--- PROVIDED RECORDS ---
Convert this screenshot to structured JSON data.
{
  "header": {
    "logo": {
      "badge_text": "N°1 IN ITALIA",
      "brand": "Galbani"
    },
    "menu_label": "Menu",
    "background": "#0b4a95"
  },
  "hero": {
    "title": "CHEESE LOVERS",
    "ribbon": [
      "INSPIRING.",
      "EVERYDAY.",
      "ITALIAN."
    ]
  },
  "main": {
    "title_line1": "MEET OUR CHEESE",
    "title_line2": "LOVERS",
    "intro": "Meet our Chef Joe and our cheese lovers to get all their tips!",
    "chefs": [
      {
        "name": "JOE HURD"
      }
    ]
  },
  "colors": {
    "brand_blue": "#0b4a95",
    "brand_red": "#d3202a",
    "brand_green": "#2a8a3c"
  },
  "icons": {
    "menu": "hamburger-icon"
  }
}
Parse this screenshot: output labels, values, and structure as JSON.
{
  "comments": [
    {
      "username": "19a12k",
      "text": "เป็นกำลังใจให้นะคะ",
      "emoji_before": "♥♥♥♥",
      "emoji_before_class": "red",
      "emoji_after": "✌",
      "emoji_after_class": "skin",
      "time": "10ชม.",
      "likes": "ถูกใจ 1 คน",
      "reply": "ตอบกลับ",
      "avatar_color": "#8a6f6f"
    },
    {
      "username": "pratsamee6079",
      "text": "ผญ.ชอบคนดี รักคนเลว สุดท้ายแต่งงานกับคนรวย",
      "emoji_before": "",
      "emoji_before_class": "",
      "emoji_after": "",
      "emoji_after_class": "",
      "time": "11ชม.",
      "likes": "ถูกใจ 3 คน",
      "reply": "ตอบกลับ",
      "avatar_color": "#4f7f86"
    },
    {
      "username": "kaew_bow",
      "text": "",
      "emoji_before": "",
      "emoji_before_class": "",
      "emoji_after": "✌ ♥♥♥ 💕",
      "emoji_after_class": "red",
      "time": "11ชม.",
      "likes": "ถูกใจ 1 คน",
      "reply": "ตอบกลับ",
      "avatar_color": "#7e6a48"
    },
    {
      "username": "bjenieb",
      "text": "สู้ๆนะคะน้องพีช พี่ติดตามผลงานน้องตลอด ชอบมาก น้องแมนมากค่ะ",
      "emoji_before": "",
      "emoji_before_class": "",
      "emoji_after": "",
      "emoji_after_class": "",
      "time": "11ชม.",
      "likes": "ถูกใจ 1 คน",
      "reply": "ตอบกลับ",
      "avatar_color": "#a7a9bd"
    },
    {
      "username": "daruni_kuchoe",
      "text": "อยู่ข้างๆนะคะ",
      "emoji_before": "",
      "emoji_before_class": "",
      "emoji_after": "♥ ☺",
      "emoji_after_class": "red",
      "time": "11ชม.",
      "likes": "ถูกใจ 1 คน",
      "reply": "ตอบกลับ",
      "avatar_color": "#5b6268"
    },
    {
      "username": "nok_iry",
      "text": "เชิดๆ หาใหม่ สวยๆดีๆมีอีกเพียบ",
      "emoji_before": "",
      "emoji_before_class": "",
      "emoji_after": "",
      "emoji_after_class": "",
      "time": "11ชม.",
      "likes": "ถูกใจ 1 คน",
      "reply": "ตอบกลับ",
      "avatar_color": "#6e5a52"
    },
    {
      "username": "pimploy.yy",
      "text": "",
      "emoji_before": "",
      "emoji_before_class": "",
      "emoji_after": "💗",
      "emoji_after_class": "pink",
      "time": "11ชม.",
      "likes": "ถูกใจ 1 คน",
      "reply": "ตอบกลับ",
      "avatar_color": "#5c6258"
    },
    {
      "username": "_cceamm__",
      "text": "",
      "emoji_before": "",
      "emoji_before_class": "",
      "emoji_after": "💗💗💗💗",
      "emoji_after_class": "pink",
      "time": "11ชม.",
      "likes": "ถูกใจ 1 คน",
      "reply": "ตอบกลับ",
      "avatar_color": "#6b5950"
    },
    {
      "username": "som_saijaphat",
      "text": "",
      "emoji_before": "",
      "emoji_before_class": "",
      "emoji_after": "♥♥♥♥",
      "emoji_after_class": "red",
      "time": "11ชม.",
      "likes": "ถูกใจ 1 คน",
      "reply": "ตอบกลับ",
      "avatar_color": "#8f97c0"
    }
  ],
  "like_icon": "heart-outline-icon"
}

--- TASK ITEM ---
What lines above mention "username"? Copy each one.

--- THE COMPLETED TASK ---
      "username": "19a12k",
      "username": "pratsamee6079",
      "username": "kaew_bow",
      "username": "bjenieb",
      "username": "daruni_kuchoe",
      "username": "nok_iry",
      "username": "pimploy.yy",
      "username": "_cceamm__",
      "username": "som_saijaphat",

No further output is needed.